Learning that certain pro-Russian politicians, with Russian FSB backing, were planning to push through a thoroughly illegal move to change Crimea’s status, the Mejlis called on Crimean Tatars and all other Ukrainians to gather outside the Crimean Parliament. The Ukrainian authorities had been informed of the planned demonstration, and of a smaller pro-Russian demonstration, which was all that was required under Ukrainian law.
Any disturbances were due to two counter-demonstrations in the same area, and there are hours and hours of video footage showing all the Mejlis leaders, including Chubarov and Chiygoz, working throughout the demonstration to calm tempers and to prevent violence. A considerable amount of the deliberate crushing and acts of violence can be seen on video causing trouble, but all of this was totally ignored by the Russian FSB and ‘prosecutor’.
Chiygoz was arrested on 29 January 2015, with two other Crimean Tatars – Ali Asanov and Mustafa Degermendzhy – both also imprisoned for two years on provably false charges over the demonstration.
Over the next two and a half years Polozov relentlessly exposed the political nature of the trial and revealed extremely uncomfortable details about Russia’s ‘operation’. These included the accidental admission that among those present at the pro-Russian part of the demonstration were the so-called ‘private military company’ Black Sea and a paramilitary Cossack organization from Sevastopol. It is believed, from the testimony of many witnesses, that it was after a large group of men arrived on coaches from Sevastopol and joined the pro-Russian demonstrators, that the pro-Russian side began behaving more aggressively (details here).
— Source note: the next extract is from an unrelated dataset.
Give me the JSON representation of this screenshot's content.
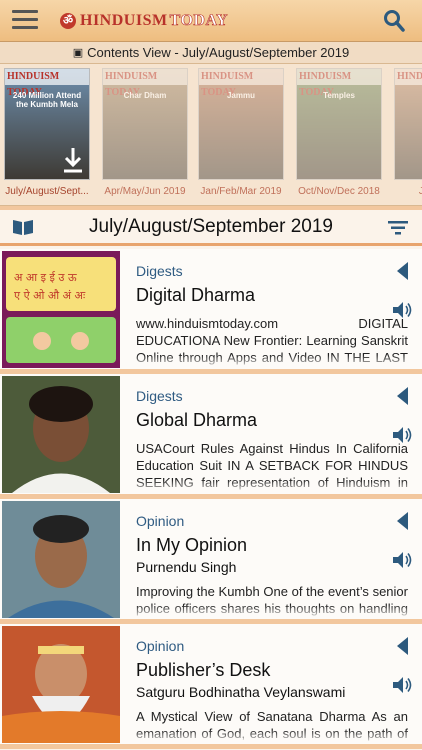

Only Crimean Tatars were targeted in this prosecution, although pro-Russian demonstrators were present, and the two deaths that day were in fact on their side of the demonstration. Nobody was charged over the deaths, probably because it was clear that no Crimean Tatar was to blame. With respect to the death of Valentina Korneva, her husband specifically stated that he did not think the men on trial had had anything to do with it, and that it was probably paid pro-Russian thugs brought to the demonstration in two coaches.
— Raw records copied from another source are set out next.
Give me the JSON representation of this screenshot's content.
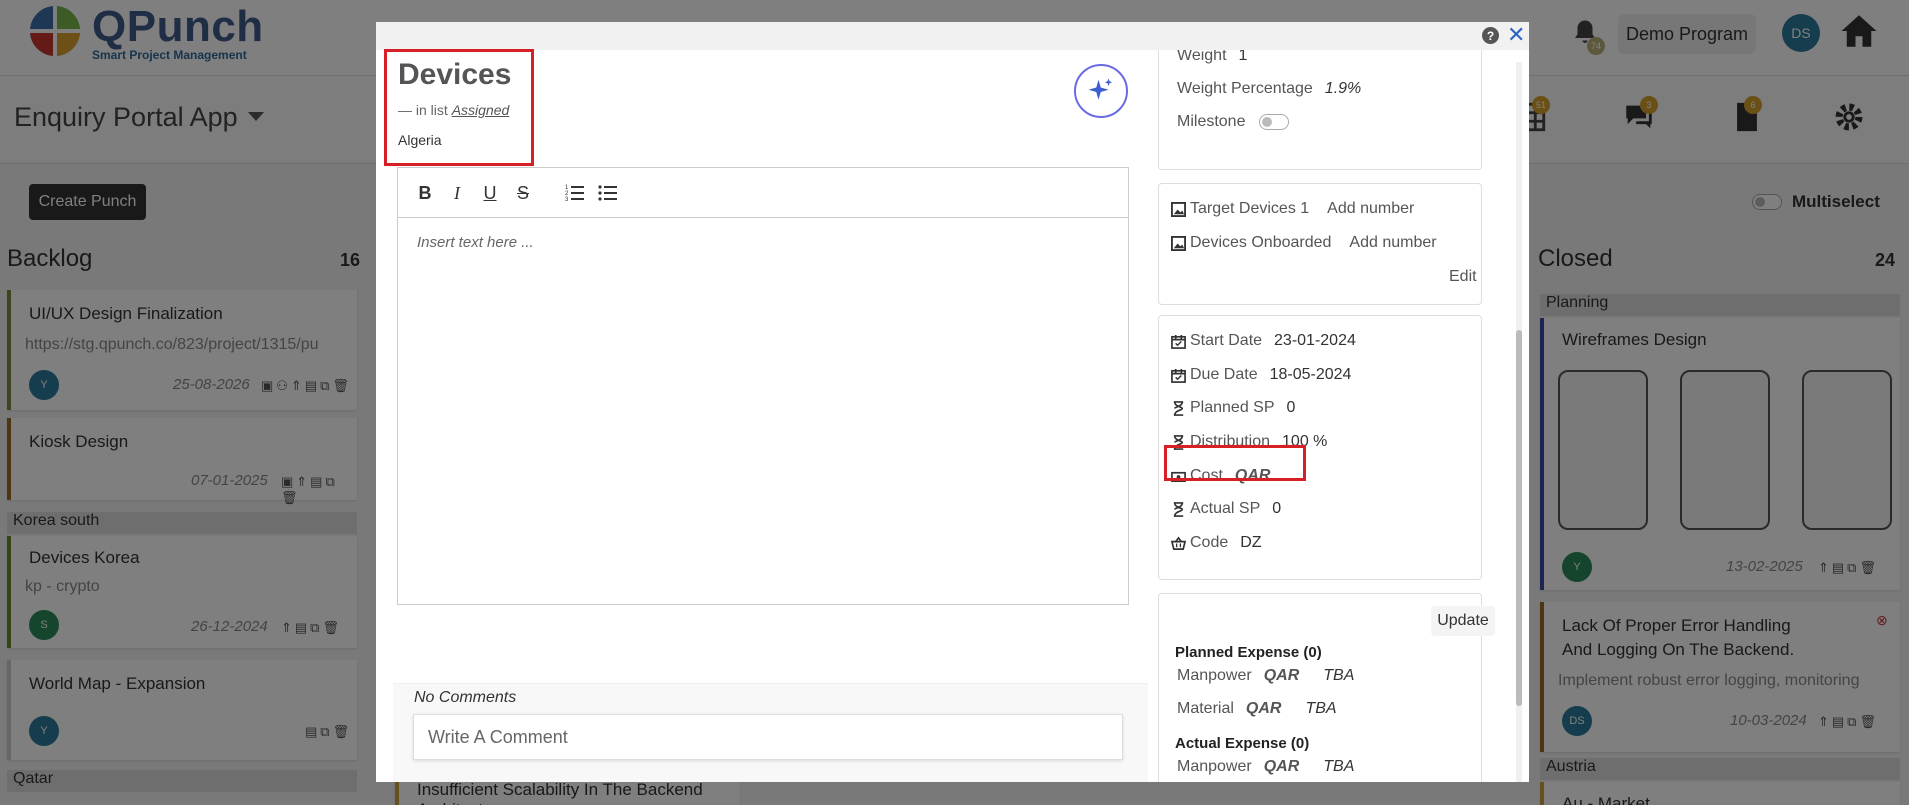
{
  "app": {
    "logo_text": "QPunch",
    "logo_tagline": "Smart Project Management",
    "program": "Demo Program",
    "user_initials": "DS",
    "notifications_count": "74",
    "project_title": "Enquiry Portal App",
    "sub_badges": [
      "51",
      "3",
      "6"
    ],
    "create_button": "Create Punch",
    "multiselect_label": "Multiselect"
  },
  "board": {
    "backlog": {
      "title": "Backlog",
      "count": "16",
      "cards": [
        {
          "title": "UI/UX Design Finalization",
          "sub": "https://stg.qpunch.co/823/project/1315/pu",
          "avatar": "Y",
          "date": "25-08-2026"
        },
        {
          "title": "Kiosk Design",
          "date": "07-01-2025"
        },
        {
          "group": "Korea south",
          "title": "Devices Korea",
          "sub": "kp - crypto",
          "avatar": "S",
          "date": "26-12-2024"
        },
        {
          "title": "World Map - Expansion",
          "avatar": "Y"
        },
        {
          "group": "Qatar",
          "title": "Insufficient Scalability In The Backend Architecture"
        }
      ]
    },
    "closed": {
      "title": "Closed",
      "count": "24",
      "cards": [
        {
          "group": "Planning",
          "title": "Wireframes Design",
          "avatar": "Y",
          "date": "13-02-2025"
        },
        {
          "title": "Lack Of Proper Error Handling And Logging On The Backend.",
          "sub": "Implement robust error logging, monitoring",
          "avatar": "DS",
          "date": "10-03-2024"
        },
        {
          "group": "Austria",
          "title": "Au - Market"
        }
      ]
    }
  },
  "modal": {
    "card_name": "Devices",
    "in_list_prefix": "— in list",
    "list_name": "Assigned",
    "country": "Algeria",
    "editor_placeholder": "Insert text here ...",
    "no_comments": "No Comments",
    "comment_placeholder": "Write A Comment",
    "help": "?",
    "close": "✕",
    "fields": {
      "weight_label": "Weight",
      "weight_value": "1",
      "weight_pct_label": "Weight Percentage",
      "weight_pct_value": "1.9%",
      "milestone_label": "Milestone",
      "target_devices_label": "Target Devices 1",
      "target_devices_value": "Add number",
      "devices_onboarded_label": "Devices Onboarded",
      "devices_onboarded_value": "Add number",
      "edit_label": "Edit",
      "start_date_label": "Start Date",
      "start_date_value": "23-01-2024",
      "due_date_label": "Due Date",
      "due_date_value": "18-05-2024",
      "planned_sp_label": "Planned SP",
      "planned_sp_value": "0",
      "distribution_label": "Distribution",
      "distribution_value": "100 %",
      "cost_label": "Cost",
      "cost_currency": "QAR",
      "actual_sp_label": "Actual SP",
      "actual_sp_value": "0",
      "code_label": "Code",
      "code_value": "DZ"
    },
    "expenses": {
      "update_label": "Update",
      "planned_title": "Planned Expense (0)",
      "actual_title": "Actual Expense (0)",
      "rows": [
        {
          "label": "Manpower",
          "currency": "QAR",
          "value": "TBA"
        },
        {
          "label": "Material",
          "currency": "QAR",
          "value": "TBA"
        }
      ],
      "actual_rows": [
        {
          "label": "Manpower",
          "currency": "QAR",
          "value": "TBA"
        }
      ]
    }
  }
}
Russia went through with this shameful ‘trial’ to the end, with Chiygoz sentenced on 12 September 2017 to 8 years’ imprisonment, and five Crimean Tatars, including Asanov and Degermendzhy, receiving suspended sentences. Chiygoz and another persecuted Mejlis leader, Ilmi Umerov, were both released into exile on 25 October 2017, in a deal negotiated with the help of Turkish President Recep Tayyip Erdoğan. It now appears that the two men were in fact exchanged for two suspected Russia state killers, accused of at least one political killing in Turkey (details here). The Kremlin is refusing to provide any information to Chiygoz about the decree to release him, presumably because of the unsavoury details about just whom Russia wanted in exchange for Ukrainian political prisoners.
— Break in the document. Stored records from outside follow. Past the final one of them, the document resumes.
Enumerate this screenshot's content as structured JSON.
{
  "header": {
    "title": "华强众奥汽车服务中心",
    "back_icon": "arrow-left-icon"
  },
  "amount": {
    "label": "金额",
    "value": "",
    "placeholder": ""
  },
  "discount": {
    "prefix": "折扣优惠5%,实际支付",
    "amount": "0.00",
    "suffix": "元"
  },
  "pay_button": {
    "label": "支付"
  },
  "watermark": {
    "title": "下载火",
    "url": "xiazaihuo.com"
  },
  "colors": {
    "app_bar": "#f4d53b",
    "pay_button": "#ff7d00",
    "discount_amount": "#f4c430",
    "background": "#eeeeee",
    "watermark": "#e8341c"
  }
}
Russia is clearly eager to be able to pin words linked to mass riots and violence on Crimean Tatar leaders, especially given the ruling from the UN’s International Court of Justice on 19 April 2017 ordering an end to the extraordinary ban on the Mejlis, and the ongoing proceedings at the Court. They have a problem with this in general since Crimean Tatar resistance to Russia’s occupation and repression has been unwaveringly non-violent. Returning to the demonstration on 26 February 2014 seems especially foolish, given the legal absurdity of the charges, the clear anti-Crimean Tatar nature of the case and, also, the fact that Russia will be yet again exposing the dirty methods it used to try to achieve a coup d’état in Crimea without the open invasion and sanctions that this provoked. If Russia hopes that removing Polozov will enable it to conceal such details, it is seriously mistaken.